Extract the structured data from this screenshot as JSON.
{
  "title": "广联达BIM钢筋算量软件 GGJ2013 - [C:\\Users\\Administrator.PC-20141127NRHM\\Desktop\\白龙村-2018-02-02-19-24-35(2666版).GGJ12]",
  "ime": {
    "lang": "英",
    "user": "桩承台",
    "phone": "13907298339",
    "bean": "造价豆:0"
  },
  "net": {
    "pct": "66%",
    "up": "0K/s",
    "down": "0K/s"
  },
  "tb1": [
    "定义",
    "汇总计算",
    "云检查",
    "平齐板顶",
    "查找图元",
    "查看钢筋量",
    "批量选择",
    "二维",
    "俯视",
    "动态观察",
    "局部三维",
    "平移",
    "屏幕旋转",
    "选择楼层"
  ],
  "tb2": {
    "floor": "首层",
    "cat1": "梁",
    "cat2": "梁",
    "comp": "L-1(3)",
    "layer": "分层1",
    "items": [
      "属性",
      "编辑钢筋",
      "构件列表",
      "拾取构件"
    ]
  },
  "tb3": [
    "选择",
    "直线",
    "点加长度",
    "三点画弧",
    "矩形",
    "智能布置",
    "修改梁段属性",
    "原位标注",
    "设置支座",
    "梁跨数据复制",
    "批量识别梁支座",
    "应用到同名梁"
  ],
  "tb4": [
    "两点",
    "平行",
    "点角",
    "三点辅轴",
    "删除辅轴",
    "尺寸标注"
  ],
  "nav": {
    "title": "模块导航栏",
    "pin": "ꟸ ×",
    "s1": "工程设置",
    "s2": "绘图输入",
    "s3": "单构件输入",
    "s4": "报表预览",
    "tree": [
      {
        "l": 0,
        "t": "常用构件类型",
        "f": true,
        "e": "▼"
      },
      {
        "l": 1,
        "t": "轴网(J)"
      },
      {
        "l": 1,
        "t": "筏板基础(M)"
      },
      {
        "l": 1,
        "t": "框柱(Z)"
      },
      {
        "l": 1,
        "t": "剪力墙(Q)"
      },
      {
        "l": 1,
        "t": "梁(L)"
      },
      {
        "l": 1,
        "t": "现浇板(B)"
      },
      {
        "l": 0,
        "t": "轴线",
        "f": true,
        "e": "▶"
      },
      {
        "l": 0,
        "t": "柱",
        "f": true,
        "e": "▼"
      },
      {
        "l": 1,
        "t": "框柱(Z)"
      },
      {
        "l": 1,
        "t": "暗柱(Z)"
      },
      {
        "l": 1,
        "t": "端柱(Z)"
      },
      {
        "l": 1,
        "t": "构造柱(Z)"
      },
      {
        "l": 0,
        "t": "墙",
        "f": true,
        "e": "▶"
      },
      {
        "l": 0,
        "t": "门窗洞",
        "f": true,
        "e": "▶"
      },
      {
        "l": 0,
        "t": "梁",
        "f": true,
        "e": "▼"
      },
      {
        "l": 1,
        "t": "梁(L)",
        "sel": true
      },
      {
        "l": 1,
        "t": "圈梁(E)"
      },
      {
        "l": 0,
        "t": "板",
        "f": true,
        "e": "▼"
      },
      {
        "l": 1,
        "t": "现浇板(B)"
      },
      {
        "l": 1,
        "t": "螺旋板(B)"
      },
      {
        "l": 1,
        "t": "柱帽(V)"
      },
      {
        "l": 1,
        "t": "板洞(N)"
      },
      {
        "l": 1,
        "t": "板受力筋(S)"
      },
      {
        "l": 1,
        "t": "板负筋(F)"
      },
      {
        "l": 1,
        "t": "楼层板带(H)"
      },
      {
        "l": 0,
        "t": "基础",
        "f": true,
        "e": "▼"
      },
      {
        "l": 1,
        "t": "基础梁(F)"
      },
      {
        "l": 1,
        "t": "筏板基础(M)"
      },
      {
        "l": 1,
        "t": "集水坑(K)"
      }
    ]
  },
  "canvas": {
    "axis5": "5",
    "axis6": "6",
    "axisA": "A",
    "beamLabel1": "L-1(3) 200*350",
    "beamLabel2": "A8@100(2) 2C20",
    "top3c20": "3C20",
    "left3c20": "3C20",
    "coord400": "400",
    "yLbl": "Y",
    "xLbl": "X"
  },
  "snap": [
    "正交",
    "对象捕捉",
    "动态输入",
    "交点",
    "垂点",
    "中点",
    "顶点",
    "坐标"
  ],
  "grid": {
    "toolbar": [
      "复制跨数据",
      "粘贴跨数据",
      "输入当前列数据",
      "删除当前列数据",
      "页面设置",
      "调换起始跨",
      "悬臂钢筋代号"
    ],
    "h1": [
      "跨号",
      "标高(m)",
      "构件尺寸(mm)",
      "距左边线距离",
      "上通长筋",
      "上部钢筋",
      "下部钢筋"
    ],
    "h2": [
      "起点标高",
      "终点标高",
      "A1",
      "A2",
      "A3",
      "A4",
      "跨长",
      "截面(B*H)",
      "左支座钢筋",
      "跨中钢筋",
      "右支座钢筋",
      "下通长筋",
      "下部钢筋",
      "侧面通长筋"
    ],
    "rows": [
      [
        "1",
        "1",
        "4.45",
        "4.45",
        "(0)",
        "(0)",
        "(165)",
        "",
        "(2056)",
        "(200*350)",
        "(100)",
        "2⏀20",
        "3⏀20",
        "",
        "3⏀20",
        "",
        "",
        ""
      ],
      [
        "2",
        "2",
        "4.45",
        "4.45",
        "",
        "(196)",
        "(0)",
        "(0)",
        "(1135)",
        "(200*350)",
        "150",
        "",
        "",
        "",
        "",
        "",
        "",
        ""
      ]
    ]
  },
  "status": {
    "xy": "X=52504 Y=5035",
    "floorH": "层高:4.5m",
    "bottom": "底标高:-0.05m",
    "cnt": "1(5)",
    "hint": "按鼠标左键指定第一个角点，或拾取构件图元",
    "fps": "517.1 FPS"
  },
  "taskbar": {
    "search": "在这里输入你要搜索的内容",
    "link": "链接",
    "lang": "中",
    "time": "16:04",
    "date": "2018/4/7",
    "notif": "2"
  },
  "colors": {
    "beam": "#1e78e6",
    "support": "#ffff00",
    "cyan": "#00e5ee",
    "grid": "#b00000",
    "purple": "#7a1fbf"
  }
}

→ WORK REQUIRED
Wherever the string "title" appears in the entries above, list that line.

→ WRITTEN ANSWER
  "title": "广联达BIM钢筋算量软件 GGJ2013 - [C:\\Users\\Administrator.PC-20141127NRHM\\Desktop\\白龙村-2018-02-02-19-24-35(2666版).GGJ12]",
    "title": "模块导航栏",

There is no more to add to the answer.